Loin, the side of the animal, gets its name from its use as the choicest cut of meat as food. Less appetising is how the same word also gave us 'lumbago'.

Mane is yet another traceable back to Proto-Germanic where mano, and the ultimate origin of Proto-Indo-European mon, simply meant 'nape of the neck'.

Pastern has only been used for a part of the leg since the early 16th century. It came from the tether known as a pastern used to keep the animal, not just the horse, where it had been left. This, in turn, shares an origin with 'pasture' and even 'pastor' as the early animals were tethered in the pasture rather than fenced in.

Poll is the occipital crest behind the ears, it shares an origin with the sense of electoral poll in that it refers to the head, and was originally used to refer to a haircut before it was also applied to trees and plants (as in pollarding).

Stifle, the equine equivalent of the human knee joint, does share an origin with the more often heard sense 'choke, suffocate' as both come from Old High German stopfon 'to plug up, stuff' as this is could easily be seen as a description of a joint.
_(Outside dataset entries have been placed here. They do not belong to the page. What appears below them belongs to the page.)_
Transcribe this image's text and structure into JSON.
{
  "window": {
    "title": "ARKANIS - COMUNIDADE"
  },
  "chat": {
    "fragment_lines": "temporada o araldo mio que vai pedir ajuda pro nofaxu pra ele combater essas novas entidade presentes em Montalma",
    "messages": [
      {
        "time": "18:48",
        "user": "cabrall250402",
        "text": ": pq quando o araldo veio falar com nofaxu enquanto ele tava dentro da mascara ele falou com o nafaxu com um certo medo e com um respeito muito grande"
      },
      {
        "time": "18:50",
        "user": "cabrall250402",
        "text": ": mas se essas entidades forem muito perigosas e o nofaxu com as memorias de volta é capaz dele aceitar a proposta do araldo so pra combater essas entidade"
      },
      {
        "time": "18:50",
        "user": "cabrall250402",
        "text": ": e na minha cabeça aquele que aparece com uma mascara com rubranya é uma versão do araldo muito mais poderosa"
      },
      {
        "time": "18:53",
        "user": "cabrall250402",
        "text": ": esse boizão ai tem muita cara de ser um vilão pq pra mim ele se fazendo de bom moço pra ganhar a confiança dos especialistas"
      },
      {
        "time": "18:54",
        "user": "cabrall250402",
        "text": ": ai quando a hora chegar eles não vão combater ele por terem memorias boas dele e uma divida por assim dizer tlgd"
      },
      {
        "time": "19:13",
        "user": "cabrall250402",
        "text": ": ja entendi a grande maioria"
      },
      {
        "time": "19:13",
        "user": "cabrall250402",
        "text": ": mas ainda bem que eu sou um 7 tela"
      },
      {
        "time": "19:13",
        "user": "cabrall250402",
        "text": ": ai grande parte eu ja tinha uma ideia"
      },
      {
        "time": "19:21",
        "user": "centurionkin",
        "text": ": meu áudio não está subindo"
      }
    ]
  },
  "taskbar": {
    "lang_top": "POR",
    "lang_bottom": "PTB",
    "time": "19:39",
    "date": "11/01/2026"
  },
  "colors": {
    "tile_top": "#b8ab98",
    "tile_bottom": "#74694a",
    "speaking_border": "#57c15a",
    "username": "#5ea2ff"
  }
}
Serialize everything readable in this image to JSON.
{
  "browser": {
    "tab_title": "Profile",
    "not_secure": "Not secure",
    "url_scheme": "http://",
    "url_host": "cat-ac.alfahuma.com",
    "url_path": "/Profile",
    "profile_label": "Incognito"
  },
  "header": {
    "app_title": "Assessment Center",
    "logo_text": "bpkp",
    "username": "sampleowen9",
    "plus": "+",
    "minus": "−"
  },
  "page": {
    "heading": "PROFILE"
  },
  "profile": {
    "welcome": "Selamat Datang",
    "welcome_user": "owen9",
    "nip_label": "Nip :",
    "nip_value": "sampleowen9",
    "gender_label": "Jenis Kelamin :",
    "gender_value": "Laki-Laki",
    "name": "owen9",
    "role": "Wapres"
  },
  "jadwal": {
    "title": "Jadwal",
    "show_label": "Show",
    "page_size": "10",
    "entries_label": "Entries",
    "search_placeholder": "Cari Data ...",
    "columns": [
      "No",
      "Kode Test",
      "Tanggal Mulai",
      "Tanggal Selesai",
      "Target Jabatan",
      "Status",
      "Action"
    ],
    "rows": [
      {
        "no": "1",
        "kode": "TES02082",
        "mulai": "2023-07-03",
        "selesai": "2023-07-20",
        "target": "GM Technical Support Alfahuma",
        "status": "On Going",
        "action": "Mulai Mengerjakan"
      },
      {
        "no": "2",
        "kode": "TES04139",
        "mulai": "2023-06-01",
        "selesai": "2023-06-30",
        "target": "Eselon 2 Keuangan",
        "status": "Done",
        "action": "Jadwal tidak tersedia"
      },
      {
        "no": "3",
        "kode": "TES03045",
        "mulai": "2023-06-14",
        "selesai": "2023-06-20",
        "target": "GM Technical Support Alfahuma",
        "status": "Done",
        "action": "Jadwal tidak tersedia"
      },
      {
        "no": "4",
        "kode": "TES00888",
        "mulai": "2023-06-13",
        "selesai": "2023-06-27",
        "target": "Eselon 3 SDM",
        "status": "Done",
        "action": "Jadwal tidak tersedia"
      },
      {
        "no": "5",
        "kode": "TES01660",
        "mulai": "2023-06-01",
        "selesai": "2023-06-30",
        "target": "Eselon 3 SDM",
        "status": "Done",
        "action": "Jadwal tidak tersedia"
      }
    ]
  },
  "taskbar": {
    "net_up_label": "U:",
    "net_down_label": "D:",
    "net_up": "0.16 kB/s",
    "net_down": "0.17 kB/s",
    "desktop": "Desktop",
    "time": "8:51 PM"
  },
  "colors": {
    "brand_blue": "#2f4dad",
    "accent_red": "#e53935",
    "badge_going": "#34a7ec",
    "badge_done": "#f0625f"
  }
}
Withers is that point just above the top of the shoulder blades and where the height of a horse is measured. It is this sense where Old English wither, also used to mean 'against, contrary, opposite', speaks of this being the point where the beast of burden would oppose the weight of the load.